Currently, Glendale, California does require a permit for a water heater installation. The good news is we can pull the permit for you, and it will not slow down any work on our end.
Every few years, Glendale water heater and plumbing codes change to adopt new installation and safety measures. While providing increased home safety, these code requirements can result in extra installation charges.
Some customers scoff at the idea of paying for a permit for a water heater replacement, but the fact of the matter is water heaters can be dangerous if not installed correctly. In fact, water heaters cause more property damage than any other home appliance.
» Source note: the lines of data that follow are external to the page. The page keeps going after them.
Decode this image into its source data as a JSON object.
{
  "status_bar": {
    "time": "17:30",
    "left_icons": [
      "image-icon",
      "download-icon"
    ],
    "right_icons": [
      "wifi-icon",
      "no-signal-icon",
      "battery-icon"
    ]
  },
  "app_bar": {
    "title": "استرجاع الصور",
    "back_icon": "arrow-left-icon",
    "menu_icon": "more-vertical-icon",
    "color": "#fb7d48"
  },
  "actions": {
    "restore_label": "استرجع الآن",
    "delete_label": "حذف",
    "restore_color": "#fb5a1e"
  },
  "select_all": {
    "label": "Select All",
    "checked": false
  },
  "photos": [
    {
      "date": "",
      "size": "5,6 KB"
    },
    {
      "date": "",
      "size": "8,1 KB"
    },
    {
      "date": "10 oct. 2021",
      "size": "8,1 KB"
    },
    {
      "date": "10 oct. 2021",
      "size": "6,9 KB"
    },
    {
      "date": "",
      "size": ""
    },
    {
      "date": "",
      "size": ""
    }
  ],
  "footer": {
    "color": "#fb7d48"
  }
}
And if the unit is not installed to code by a licensed professional and causes damage, your home insurance could reject any claims. That’s why we put a premium on safety and doing everything by the book.
Your expert technician will go over an item-by-item checklist of all applicable safety codes needed for your installation prior to any work being completed, or cost to you.
We try to keep this information as up-to-date as possible, but your local installer will be able to answer any specific question you may have.
Approved Location – To prevent accidents and avoid contact with CO (Carbon Monoxide), emitted in small amounts from gas heater vents, bathrooms and bedrooms cannot be used as water heater storage areas. A closet may be utilized if that is its only purpose. This regulation is currently enforced in Glendale.
Earthquake Straps – California is in an earthquake zone. Accordingly, hot water heaters are required to have earthquake straps on the top and bottom thirds of the tank in accordance with the CA Plumbing Code. The city of Glendale enforces this requirement for your safety.
Pans and Drains – The CA Plumbing Code requires a pan to be placed under your water heater if it is located in an interior location or on a built in platform. As potential damage could happen from leakage, a drain line must be attached to the pan and run to the exterior. In most cases the drain to the exterior is required by Glendale.
Pressure and Temperature Relief Drain (“P&T Drain”) to the Exterior – To avoid accidental scalding while the P&T discharges, the CA Plumbing Code requires the P&T drain be run to the exterior. This requirement is enforced by Glendale.
Dedicated Water Shutoff – A dedicated water shutoff ensures you will always have water available, even if your hot water heater is being serviced. The water directly to the tank can be turned off, leaving the rest of the house with running water. This is enforced by Glendale.
Grease Pack Gas Valve Replacement – Grease pack valves were once common on water heaters, but are no longer approved by the CA Plumbing Code due to a high failure rate. We recommend replacing a grease pack valve if we find one while inspecting your hot water heater. Glendale is currently enforcing this requirement.